With the world riveted on the prospect of war in Iraq, the Russian government plans to hold a referendum in Chechnya that the Kremlin hopes will solve its Chechen problem once and for all. But the move is little more than pretend democracy to legitimize its bankrupt and brutal policy.
The March 23 question for Chechens will be whether to adopt a new constitution written in Moscow. The document is intended to replace Chechnya's old constitution, previously recognized by Moscow, that was the basis for the 1997 presidential election endorsed by the Organization for Security and Cooperation in Europe. Therein lies the trap.
In the improbable event that a majority of Chechens freely votes "yes" in the referendum, Chechnya's legitimately elected president, Aslan Maskhadov, would be de-legitimized. Maskhadov has been on the run and in hiding ever since Moscow declared him an outlaw at the beginning of the second war in Chechnya in 1999. The new constitution would legitimize a Kremlin-sponsored puppet regime in the republic.
Should the U.S. see through this artifice and protest, the Kremlin has a sweet deal in mind. Relations between the United States and Europe are strained because Washington is pressing its case for quick military action to disarm Saddam Hussein. Should Russia come aboard, it could greatly boost the U.S. cause in Europe.
Thus, in exchange for Washington's silence on Chechnya, Russia might be willing to reconsider its opposition to a U.N. Security Council resolution endorsing a swift military move against the Iraqi dictator. Chechnya, it seems, would be a small price to pay for the prize of stability, security and even democracy in the Middle East.

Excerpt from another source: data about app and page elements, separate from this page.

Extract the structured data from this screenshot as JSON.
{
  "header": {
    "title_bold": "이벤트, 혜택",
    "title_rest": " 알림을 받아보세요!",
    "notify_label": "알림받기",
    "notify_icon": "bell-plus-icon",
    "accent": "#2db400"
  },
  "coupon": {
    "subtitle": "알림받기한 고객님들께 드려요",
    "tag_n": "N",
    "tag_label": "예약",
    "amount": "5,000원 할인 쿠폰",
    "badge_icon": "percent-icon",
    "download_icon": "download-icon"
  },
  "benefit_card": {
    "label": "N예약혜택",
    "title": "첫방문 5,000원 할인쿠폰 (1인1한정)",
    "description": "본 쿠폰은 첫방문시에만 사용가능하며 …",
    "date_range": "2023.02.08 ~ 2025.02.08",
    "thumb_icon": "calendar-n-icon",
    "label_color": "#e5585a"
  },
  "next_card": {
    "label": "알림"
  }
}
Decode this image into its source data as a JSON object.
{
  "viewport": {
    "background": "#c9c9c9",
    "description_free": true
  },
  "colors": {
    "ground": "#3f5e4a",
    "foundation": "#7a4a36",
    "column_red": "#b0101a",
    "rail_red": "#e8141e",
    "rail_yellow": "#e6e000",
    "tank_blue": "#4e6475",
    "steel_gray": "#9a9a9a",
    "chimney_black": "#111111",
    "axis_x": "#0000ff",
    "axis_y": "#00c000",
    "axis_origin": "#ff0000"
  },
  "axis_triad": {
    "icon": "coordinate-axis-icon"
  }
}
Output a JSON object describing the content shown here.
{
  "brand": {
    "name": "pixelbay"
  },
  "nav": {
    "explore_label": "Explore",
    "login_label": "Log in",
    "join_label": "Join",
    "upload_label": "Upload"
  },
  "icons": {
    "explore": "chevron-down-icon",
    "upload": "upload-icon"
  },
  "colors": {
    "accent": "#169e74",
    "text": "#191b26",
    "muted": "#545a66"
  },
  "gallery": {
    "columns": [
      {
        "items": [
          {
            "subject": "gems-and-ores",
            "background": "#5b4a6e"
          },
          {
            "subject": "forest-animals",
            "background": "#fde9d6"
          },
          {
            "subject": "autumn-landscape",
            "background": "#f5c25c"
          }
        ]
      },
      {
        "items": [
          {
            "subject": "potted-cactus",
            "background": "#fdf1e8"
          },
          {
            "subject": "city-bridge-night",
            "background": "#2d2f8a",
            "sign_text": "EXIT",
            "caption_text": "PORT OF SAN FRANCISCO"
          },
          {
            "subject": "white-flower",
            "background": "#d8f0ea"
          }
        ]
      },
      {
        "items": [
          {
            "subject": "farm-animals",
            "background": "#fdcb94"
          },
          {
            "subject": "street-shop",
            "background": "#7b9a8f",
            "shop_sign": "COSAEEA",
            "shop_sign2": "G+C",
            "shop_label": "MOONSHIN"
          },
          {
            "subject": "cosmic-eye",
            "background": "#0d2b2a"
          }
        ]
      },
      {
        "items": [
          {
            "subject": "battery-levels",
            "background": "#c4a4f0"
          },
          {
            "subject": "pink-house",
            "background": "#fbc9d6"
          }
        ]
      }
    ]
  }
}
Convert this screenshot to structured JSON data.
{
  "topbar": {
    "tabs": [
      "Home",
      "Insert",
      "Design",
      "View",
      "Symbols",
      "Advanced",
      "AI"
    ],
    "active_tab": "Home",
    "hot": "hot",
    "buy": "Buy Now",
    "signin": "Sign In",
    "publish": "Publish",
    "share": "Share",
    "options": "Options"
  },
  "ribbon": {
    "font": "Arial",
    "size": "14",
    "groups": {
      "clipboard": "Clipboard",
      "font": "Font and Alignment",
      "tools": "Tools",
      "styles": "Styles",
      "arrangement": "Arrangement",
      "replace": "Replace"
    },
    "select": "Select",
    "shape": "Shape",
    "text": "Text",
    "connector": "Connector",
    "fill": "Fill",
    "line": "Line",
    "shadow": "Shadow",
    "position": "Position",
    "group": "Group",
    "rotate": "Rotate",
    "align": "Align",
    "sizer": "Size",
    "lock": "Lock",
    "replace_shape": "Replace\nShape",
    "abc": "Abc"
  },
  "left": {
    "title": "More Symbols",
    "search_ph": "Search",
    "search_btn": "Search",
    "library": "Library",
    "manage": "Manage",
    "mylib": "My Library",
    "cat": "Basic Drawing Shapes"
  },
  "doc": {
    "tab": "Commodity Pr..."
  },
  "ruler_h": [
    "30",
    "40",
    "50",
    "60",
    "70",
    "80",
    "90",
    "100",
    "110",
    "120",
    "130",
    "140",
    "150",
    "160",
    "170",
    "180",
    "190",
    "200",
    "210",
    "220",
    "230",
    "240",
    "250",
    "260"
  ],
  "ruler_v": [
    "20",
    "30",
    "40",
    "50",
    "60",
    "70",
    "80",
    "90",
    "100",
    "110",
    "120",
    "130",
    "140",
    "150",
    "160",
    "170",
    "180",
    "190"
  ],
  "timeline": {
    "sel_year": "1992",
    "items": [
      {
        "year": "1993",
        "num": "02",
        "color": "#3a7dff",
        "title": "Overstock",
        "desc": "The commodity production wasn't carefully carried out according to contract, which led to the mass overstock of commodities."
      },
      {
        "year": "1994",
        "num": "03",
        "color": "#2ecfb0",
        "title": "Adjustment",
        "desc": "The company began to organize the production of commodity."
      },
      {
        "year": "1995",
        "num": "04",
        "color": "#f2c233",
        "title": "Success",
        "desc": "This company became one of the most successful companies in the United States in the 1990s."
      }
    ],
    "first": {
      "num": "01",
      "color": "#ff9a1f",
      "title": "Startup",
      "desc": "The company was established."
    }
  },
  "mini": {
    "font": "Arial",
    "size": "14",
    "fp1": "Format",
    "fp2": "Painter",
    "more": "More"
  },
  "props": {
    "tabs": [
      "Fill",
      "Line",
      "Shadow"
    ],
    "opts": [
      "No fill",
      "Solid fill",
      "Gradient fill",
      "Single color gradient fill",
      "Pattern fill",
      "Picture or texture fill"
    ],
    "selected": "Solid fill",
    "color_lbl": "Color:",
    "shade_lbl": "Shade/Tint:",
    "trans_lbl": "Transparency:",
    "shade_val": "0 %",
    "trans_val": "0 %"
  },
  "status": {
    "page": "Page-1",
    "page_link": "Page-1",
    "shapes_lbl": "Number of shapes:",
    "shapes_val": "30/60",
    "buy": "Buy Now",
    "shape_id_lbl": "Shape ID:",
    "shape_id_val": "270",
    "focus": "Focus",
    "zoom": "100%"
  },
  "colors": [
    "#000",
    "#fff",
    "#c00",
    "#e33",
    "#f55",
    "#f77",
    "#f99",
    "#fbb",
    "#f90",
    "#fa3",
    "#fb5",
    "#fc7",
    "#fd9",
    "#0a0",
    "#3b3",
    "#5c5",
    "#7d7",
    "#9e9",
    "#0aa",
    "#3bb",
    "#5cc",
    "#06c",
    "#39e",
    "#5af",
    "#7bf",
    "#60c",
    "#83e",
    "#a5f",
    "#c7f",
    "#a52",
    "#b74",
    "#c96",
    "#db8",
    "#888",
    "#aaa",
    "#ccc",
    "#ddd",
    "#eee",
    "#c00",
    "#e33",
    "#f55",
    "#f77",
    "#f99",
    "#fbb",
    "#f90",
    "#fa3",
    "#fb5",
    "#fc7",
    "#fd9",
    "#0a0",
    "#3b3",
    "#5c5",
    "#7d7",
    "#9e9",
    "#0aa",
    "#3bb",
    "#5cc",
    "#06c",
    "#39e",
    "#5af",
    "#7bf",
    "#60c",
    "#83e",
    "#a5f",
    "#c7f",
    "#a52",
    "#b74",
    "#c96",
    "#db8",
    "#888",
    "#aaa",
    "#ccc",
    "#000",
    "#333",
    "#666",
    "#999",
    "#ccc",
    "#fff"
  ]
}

The reality is that the Kremlin is running out of options. After nearly four years of brutal fighting, the Russian army has failed to defeat Chechen fighters. It is hunkered down in its encampments. Russian soldiers dare not leave their bases at night. Worse, demoralized and ill equipped, Russian soldiers are reportedly selling weapons to the rebels, looting and kidnapping Chechen civilians for ransom.
The Russian government has ruled out negotiations with Chechen opposition groups after Chechen terrorists seized a Moscow theater last October and took more than 700 hostages. The incident led to 129 hostage deaths, most of them from a gas used by Russian forces when they stormed the theater.
The U.S. State Department's decision to add three Chechen groups to its list of foreign terrorist organizations bolsters the Kremlin's refusal to negotiate with terrorists. The announcement lends international credibility to Moscow's claim that the war in Chechnya is part of the global war on terrorism, and one doesn't negotiate with terrorists.
Unable to win the war and unwilling to negotiate for peace, the Kremlin has reached an impasse. But Vladimir V. Putin, who rode to the presidency on a promise of military victory in Chechnya, needs something to show the Russian people that he is making progress, especially with 2004 elections nearing. His political advisors, aware that the United States has many other, more pressing foreign policy distractions, apparently settled on the referendum.
Russia can get away with such a cynical tactic only because Chechnya is forgotten and isolated. Access to the republic is tightly controlled; news of conditions there has slowed to a trickle. Furthermore, at the end of 2002, the Kremlin refused to go along with the renewal of the OSCE mission in Chechnya. International observers have concluded that the security environment in the republic is so dangerous that it would be impossible to hold a legitimate referendum there.
Meantime, thousands of refugees are living in tents in cold and inhumane conditions. Brutal "cleanups" by the Russian military continue unabated; people disappear without a trace. Rape, torture and murder go unpunished because Chechens have been branded terrorists and are therefore fair game.
Like an ostrich with its head in the sand, the Kremlin can hide under its referendum. But it will not bring the war to an end. By force or manipulation, Moscow will get the votes it needs to declare victory at the polls, but neither the rebels nor the remainder of the Chechen people will be impressed. Instead, the Kremlin should return to its 1996 strategy, when it realized that the war was at an impasse and that negotiations with the rebels were the only way out. That requires people who can compromise, in Moscow and in Chechnya. The Kremlin's current approach denies them even a chance to be heard.